Equally importantly, LSV proposes that it is the person who controls the representation, rather than the other way round. In one of the rare places where he writes approvingly of phenomenology, he describes the manner in which a person, in thinking, *moves around* in whatever system of generality they have developed:

"When we name a given concept, for example, “mammal”, we attempt the following: we position ourselves on a determined point on the network of lines of longitude and latitude, we take a certain position in our thinking (mysl), we have obtained an initial point of orientation and we are ready to advance in any given direction from this point. This is shown in the fact that every concept, when it emerges in isolation in the consciousness, forms something like a group of affordances, a group of predispositions to a given movement of thinking (mysl). For this reason each concept is represented in consciousness as a figure on a ground of relations of generality which correspond to it. We discover in this ground the ways of motion that are necessary for our thinking (mysl).... Specific to each operation, such as comparison, differentiation, and establishing identity between two ideas, every judgment and every deduction presupposes a certain structural movement in the network of lines of longitude and latitude of a concept." (David's Meccaci)

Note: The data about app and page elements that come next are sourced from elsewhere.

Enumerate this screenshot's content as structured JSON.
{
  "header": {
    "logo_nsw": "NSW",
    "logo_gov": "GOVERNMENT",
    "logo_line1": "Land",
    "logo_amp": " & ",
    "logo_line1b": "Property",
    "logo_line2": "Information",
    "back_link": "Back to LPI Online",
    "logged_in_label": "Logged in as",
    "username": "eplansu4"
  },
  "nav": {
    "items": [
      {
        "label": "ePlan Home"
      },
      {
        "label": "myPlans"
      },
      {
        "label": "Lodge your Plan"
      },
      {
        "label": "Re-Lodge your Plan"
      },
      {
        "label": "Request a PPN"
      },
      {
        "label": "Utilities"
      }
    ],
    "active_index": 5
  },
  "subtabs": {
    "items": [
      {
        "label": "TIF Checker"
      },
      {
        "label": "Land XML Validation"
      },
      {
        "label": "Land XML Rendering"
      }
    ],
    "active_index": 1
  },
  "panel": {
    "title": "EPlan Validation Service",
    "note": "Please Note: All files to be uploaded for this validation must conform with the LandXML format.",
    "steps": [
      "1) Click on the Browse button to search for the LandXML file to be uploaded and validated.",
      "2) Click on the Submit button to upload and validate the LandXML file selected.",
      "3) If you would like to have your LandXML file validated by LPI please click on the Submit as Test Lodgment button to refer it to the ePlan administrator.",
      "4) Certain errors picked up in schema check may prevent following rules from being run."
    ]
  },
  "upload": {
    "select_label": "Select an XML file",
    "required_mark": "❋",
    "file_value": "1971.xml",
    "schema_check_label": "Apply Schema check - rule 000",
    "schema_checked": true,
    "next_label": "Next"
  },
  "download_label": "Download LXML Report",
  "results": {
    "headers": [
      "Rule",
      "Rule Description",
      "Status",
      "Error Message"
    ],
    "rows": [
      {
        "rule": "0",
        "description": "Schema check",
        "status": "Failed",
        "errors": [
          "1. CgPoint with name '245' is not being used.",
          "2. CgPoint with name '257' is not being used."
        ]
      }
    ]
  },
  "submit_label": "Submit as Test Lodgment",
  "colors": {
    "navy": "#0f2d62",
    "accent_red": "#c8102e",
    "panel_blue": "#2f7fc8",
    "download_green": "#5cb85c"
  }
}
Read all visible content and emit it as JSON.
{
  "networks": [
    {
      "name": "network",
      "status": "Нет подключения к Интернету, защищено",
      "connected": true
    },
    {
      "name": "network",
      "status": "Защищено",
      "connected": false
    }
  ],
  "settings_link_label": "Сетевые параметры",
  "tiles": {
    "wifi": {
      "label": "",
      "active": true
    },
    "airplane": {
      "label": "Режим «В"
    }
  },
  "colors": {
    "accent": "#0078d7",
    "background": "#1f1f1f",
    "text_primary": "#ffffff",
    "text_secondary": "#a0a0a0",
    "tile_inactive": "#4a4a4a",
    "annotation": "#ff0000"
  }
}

This is completely different from a cognitive psychologist's account of children's cognition. For them, *all* psychological function involves representation, just as all the operations of a computer involve representation (so even emotion becomes evaluation of a representation of a situation). What LSV describes is a living, breathing, willing, acting, feeling child who *also* has available a way of conceptualizing the world, and who actively *employs* that system of conceptualization as a tool with which to think, for practical and social purposes.


xmca mailing list